Start of DATA PROVIDED

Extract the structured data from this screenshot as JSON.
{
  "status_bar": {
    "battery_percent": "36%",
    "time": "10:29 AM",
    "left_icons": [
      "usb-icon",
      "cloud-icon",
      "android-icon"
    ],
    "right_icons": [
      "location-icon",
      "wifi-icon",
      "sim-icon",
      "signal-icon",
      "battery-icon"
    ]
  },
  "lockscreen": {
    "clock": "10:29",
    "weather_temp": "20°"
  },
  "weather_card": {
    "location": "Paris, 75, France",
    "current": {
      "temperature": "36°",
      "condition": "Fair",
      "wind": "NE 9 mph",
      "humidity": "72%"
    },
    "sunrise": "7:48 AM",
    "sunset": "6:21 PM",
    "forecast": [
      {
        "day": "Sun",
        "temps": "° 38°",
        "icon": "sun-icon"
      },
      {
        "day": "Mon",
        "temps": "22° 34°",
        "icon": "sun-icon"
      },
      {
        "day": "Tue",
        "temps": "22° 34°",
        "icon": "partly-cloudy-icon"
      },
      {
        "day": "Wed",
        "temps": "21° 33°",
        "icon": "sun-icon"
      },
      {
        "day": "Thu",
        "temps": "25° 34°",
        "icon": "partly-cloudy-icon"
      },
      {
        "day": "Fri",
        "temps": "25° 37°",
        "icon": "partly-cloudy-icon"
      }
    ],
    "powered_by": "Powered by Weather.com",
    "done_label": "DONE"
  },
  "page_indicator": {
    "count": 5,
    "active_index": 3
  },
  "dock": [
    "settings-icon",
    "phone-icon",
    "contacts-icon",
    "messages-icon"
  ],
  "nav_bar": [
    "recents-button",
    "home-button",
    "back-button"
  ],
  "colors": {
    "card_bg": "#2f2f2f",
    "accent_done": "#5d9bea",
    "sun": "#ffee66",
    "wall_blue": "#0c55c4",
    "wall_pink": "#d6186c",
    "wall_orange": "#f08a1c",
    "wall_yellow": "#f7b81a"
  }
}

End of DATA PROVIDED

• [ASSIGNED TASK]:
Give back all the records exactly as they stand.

• [EXERCISE OUTPUT]:
Extract the structured data from this screenshot as JSON.
{
  "status_bar": {
    "battery_percent": "36%",
    "time": "10:29 AM",
    "left_icons": [
      "usb-icon",
      "cloud-icon",
      "android-icon"
    ],
    "right_icons": [
      "location-icon",
      "wifi-icon",
      "sim-icon",
      "signal-icon",
      "battery-icon"
    ]
  },
  "lockscreen": {
    "clock": "10:29",
    "weather_temp": "20°"
  },
  "weather_card": {
    "location": "Paris, 75, France",
    "current": {
      "temperature": "36°",
      "condition": "Fair",
      "wind": "NE 9 mph",
      "humidity": "72%"
    },
    "sunrise": "7:48 AM",
    "sunset": "6:21 PM",
    "forecast": [
      {
        "day": "Sun",
        "temps": "° 38°",
        "icon": "sun-icon"
      },
      {
        "day": "Mon",
        "temps": "22° 34°",
        "icon": "sun-icon"
      },
      {
        "day": "Tue",
        "temps": "22° 34°",
        "icon": "partly-cloudy-icon"
      },
      {
        "day": "Wed",
        "temps": "21° 33°",
        "icon": "sun-icon"
      },
      {
        "day": "Thu",
        "temps": "25° 34°",
        "icon": "partly-cloudy-icon"
      },
      {
        "day": "Fri",
        "temps": "25° 37°",
        "icon": "partly-cloudy-icon"
      }
    ],
    "powered_by": "Powered by Weather.com",
    "done_label": "DONE"
  },
  "page_indicator": {
    "count": 5,
    "active_index": 3
  },
  "dock": [
    "settings-icon",
    "phone-icon",
    "contacts-icon",
    "messages-icon"
  ],
  "nav_bar": [
    "recents-button",
    "home-button",
    "back-button"
  ],
  "colors": {
    "card_bg": "#2f2f2f",
    "accent_done": "#5d9bea",
    "sun": "#ffee66",
    "wall_blue": "#0c55c4",
    "wall_pink": "#d6186c",
    "wall_orange": "#f08a1c",
    "wall_yellow": "#f7b81a"
  }
}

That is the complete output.